That is an important moment and concept. But the notion of “negative liberty” (“don’t tread on me!”) is only one principle among many that make our country great. Other equally vital American values and ideals (like justice, opportunity, fairness and democracy) have gone largely undefended and unheralded, in this recent crisis. That ends — now. Our rising movement should stand for the full suite of American values and principles.
And the American ideal most in need of defense is our most essential one: the American Dream.
The steps needed to renew and redeem the American Dream are straightforward and simple:
- Increase revenue for America’s government sensibly by making Wall Street and the super-rich pay their fair share.
- Reduce spending responsibly by cutting the real fat – like corporate welfare for military contractors, big agriculture and big oil.
- Simultaneously protect the heart and soul of America – our teachers, nurses and first responders.

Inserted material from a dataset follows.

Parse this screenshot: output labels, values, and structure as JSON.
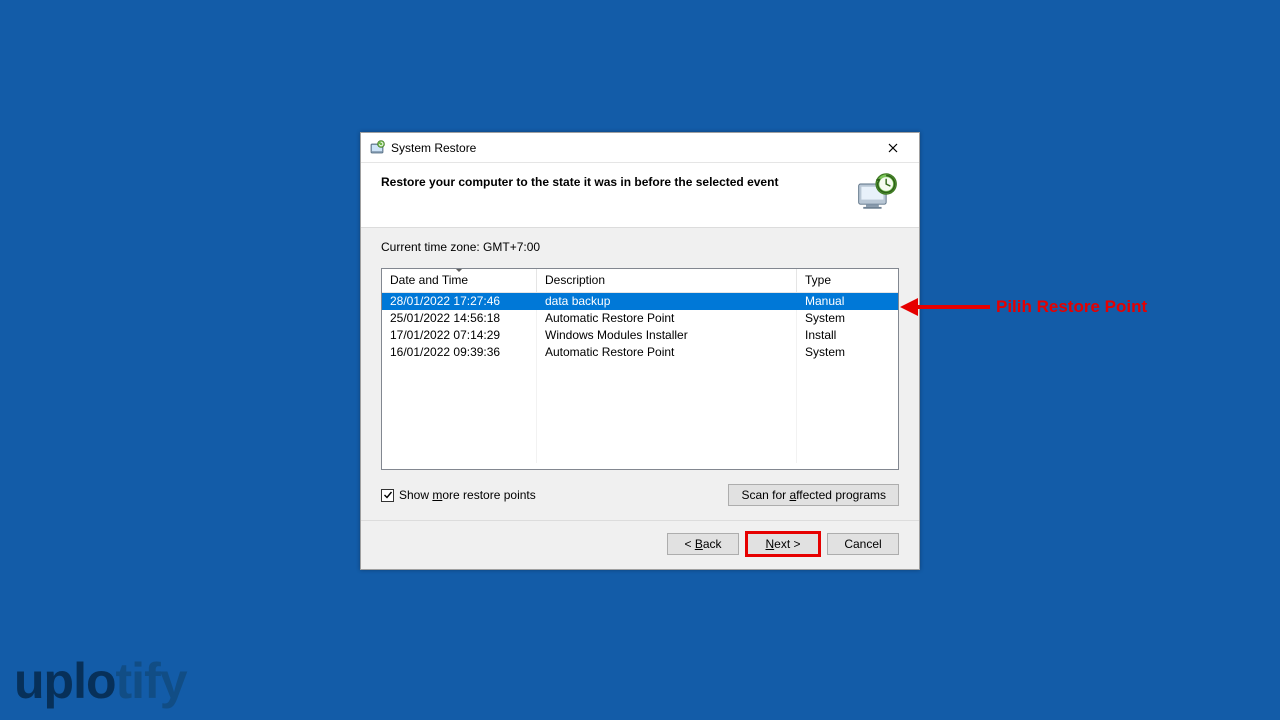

- Guarantee the health, safety and success of our children and communities by leaving the muscle and bone of America’s communities intact.
- Maintain the American Way by treating employees with dignity and respecting their right to a seat at the bargaining table.
- Rebuild the middle class – and pathways into it – by fighting for a “made in America” innovation and manufacturing agenda, including trade and currency policies that honor American workers and entrepreneurs.
- Stand for the idea that, in a crisis, Americans turn TO each other – and not ON each other.
A Return to the Moral Center
These are not radical notions. They are the common sense ideas that form the core of who we are as a nation. We can rally Americans, once again, to stand up for these values. We can make America, once again, a land where it is safe for everyday people to dream.
We will prevail because — in truth — we are not in a right-wing period of American history, nor are we in a left-wing period. We are simply in a volatile period.
And during times like these, we can take comfort in knowing that a great nation will ultimately pull its answers — not from its ideological extremes — but from its deep, moral center.
By standing up for dignity, equal opportunity and fair play, the Wisconsin workers have found their way to America’s great moral center. They have shown us all, at last, the way back home. By standing with them, we reclaim what is best in our country.
April 15, 2009, marked the beginning of the national movement to remember the Tea Party and pull America to the ideological right.
Let Saturday, February 26, 2011, mark the beginning of the national movement to renew the American Dream and return us to the moral center — where everybody counts, and everybody matters.
Or, as he so eloquently put it at Power Shift ’09 (by the way, you wanna get amped? Power Shift ’11 is coming up), it’s deeper than a solar panel:
I’ve disagreed with Van Jones frequently over the last couple years. But here there is no distance between us. This is the ‘drop what you’re doing if you can and join the fight, ANY way that you can’ moment. This is the moment in which we have the almost unbelievable opportunity to revive and reunite the movement that has lain, not dormant, but frustrated and at times despondent, over the last couple years. The movement that inspired and redeemed me, in moments of great darkness and despair, and that led me to exactly where I am, sitting in my dining room in Cleveland, Ohio, taking a brief break from the most fulfilling work I could hope to engage in, day and night (and other nights). There are literally thousands of ways of tapping into and supporting that movement. It encompasses so many communities of kindness and justice, so many communities that are, frankly, under attack (I’ll talk in my next post about some of the opportunities for engagement, and the essential communities that need support). Anything we can do to help that movement survive, grow, and continue to struggle on for human dignity and kindness, and faith in the future, we owe it to ourselves to do.
Or, you know: